Pakistan’s Sindh province is to introduce to its education curriculum a speech made by the nation’s founding father, Mohammad Ali Jinnah, in which he called for an inclusive and impartial government, religious freedom, rule of law and equality for all.
The government hopes the speech, delivered to the country’s new constituent assembly on August 11, 1947, will help combat religious intolerance.
Minority communities in Pakistan have long called for the inclusion of the speech in the education curriculum to promote interfaith harmony.
“You are free, you are free to go to your temples, you are free to go to your mosques or any other place of worship in this State of Pakistan. You may belong to any religion or cast or creed — that has nothing to do with the business of the State,” Jinnah told lawmakers.
“Now I think we should keep that in front of us as our ideal and you will find that in course of time Hindus would cease to be Hindus and Muslims would cease to be Muslims, not in the religious sense, because that is the personal faith of each individual, but in the political sense as citizens of the state,” Jinnah said in his address.
We are including Jinnah’s speech, in its entirety, so that the message remains clear, in course books for our children, Sindh Education Minister Nisar Khuhro said on Monday.
“The step, besides spreading awareness among the younger generation, would help them face and fight the mindset of intolerance found in many people today. They should understand that Pakistan was meant to be a secular nation where everyone has the right to follow their own religion,” he said.
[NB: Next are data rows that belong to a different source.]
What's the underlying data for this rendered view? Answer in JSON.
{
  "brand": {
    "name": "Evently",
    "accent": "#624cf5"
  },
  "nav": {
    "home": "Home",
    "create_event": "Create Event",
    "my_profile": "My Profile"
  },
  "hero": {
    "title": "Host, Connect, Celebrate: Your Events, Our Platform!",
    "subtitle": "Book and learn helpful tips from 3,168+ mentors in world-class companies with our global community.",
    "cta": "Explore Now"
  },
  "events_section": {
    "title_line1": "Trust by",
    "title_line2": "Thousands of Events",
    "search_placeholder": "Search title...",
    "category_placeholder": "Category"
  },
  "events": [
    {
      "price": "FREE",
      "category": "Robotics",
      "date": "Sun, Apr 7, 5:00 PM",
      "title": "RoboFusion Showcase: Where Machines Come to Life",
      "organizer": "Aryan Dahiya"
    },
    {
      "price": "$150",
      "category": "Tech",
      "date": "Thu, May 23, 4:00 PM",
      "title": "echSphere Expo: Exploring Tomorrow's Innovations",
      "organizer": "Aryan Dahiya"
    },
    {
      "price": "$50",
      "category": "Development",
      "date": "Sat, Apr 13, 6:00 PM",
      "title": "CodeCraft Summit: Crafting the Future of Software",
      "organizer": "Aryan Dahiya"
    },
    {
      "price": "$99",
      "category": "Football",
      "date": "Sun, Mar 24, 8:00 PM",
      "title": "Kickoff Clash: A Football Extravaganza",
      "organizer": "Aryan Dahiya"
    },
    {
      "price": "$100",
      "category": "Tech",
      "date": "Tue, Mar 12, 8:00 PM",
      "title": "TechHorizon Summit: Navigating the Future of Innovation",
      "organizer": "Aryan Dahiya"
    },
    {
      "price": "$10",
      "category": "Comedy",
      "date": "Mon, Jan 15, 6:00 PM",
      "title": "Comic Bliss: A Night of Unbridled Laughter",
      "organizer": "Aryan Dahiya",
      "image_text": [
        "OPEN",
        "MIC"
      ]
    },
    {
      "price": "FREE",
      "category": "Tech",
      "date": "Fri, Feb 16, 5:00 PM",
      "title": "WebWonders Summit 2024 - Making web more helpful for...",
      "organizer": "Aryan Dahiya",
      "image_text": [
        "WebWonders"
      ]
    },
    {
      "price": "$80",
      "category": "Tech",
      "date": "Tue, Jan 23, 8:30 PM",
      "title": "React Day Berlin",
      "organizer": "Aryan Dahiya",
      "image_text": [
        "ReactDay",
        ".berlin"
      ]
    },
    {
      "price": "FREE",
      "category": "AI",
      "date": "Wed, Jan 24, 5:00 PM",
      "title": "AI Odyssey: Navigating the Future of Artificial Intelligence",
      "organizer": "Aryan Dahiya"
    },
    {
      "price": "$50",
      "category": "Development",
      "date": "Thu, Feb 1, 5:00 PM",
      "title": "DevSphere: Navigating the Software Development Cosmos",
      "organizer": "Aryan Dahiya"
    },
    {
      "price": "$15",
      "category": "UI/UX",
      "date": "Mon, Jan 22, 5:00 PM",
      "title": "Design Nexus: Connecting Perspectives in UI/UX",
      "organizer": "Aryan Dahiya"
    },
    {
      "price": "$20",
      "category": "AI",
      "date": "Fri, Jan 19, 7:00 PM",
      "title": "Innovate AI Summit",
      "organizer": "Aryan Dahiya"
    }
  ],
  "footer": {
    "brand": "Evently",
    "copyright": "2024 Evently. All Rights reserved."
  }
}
The Catholic Church’s human rights body, the National Commission for Justice and Peace (NCJP), welcomed the move.
“We appreciate the decision of the education minister. This has been one of our longstanding demands to purge the [school] curriculum of prejudice and hate,” Fr Saleh Diego, a Karachi archdiocese spokesman and NCJP regional head, told ucanews.com.
However, more needs to be done at federal and provincial levels to promote interfaith harmony in the country, he said.
“There is a lot of talk about Christians and other minorities being equal citizens of Pakistan. But we don’t see it in practical sense,” Diego said.
“There is a lot of hate material in our curricula. Federal and other provincial governments should follow suit to ensure that our next generations are taught the real vision of Jinnah,” he added.
Salim Michael, a legal adviser to the NCJP, also welcomed the move.
“Given the increasing numbers of attacks on minorities in Pakistan, it is encouraging that we are gradually realizing the importance of hate-free education for all,” he said.
Sindh Education Minister, Nisar Khuhro, center, says he hopes Mohammad Ali Jinnah’s 1947 speech will reverse religious intolerance. (Photo by ucanews.com)